WHO study reveals harsh realities for older persons caring for orphans and people living with AIDS
Geneva, 11 December 2002 - A new WHO report, "Impact of AIDS on older people in Africa”, reveals the harsh realities faced by older persons caring for their HIV-infected adult children and/or their orphaned grandchildren. The report, based on a case study done in Zimbabwe, highlights the additional stigma faced by older people who care for orphans and people living with AIDS.
The report contends that older people are largely left on their own in the important role they are providing in the care and support of their adult children who are terminally ill and, following their deaths, the orphans. They do this in poverty, without recognition, and often in poor health. Their contribution is critical within the broad context of improving access to HIV/AIDS care and support, but is generally ignored by society.
The report recommends that older people's caretaker role should be recognized and supported. It stresses that unless these carers are in good health they cannot continue providing the care that is required. The report calls for a change in the attitude of health workers and other service providers, as well as a change in the policies of health and other agencies to ensure that older people have access to proper social, economic and emotional support.
“Looking after orphans is like starting life all over again, because I have to work on the farm, clean the house, feed the children, buy school uniforms," says a 65-year old man in Makoni Manicaland, who has become the main care-giver of three school-aged children. "I thought I would no longer do these things again. I am not sure if I have the energy to cope”.
The study took place in 2001 in six of the ten provinces of Zimbabwe. It used a mix of qualitative and quantitative research methods to interview 685 older people consisting of 40% urban and 60% rural households, all of them providing HIV/AIDS-related care; two thirds of all these care-givers are women.
A 62-year old woman from Bulawayo, guardian of three grandchildren who are all attending school, summarizes the worry of most grandparents when she says “I am so afraid of what the future has in store for these orphans.
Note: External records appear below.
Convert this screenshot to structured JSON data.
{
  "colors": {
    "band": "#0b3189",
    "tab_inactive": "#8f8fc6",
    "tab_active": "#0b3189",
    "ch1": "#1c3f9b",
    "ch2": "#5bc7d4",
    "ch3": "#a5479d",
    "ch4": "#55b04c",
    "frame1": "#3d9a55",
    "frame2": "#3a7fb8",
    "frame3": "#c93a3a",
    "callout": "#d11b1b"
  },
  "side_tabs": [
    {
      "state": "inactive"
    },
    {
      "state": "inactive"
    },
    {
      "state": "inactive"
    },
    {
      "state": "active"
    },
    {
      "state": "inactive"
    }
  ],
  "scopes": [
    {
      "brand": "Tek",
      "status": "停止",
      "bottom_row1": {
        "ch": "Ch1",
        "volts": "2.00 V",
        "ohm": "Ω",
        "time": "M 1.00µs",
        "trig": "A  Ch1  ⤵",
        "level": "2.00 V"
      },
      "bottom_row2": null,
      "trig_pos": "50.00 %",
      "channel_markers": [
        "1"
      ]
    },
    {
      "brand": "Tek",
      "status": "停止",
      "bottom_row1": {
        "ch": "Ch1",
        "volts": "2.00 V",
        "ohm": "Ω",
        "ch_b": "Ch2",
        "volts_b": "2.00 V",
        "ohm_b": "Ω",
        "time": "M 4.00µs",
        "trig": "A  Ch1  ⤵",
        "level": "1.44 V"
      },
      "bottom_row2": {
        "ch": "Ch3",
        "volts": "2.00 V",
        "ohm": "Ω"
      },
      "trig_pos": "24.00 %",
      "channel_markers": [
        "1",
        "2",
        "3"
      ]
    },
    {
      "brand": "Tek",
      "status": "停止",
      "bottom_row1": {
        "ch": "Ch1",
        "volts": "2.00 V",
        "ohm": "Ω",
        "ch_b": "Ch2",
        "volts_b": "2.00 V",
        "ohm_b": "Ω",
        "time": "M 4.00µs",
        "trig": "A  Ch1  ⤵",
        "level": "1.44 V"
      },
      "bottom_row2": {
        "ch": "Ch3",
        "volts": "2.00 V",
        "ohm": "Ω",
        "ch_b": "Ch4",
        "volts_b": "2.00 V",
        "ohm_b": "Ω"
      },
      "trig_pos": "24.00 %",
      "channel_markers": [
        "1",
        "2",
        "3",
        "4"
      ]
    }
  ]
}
If I were to die and leave them, who would look after them?”
"The contribution of older people as care-givers for their children dying from AIDS and of their orphaned grandchildren - Africa's future human capital - is as vast as it is unsung, unrewarded and unsupported,” says Dr Alex Kalache, of the WHO Ageing and Life Course team. “However obviously important, such contribution is, by and large, ignored by societies."
The main findings of the report are:
- Loss of economic support through loss of remittances from their sick/dead adult relatives
- Lack of access to basic needs such as food, clothing and medical care
- Limited access to care services due to transport difficulties and high cost of services
- Financial hardships leading to inability to pay for medical or school fees
- Stigma and negative attitudes of health workers towards older persons, as well as towards people living with HIV/AIDS
- Physical and emotional stress resulting from increasing levels of violence and abuse - often as a result of accusations of witchcraft
The study further identified that older people in most Zimbabwe societies are a vulnerable group as a result of a lifetime of hardship, malnutrition, poverty and, because of their age, a high risk of suffering from chronic diseases. The AIDS pandemic is now posing an additional burden on them, further increasing their vulnerability. Thus, their health is seriously compromised. It concludes that basic investments in health care and support for these care-givers in the long run would improve their capacity to continue supporting their families and communities.
"Healthy older persons are resources to their families, their communities and to the economy of their countries." - (WHO, the Brasilia Declaration on Healthy Ageing, 1996.)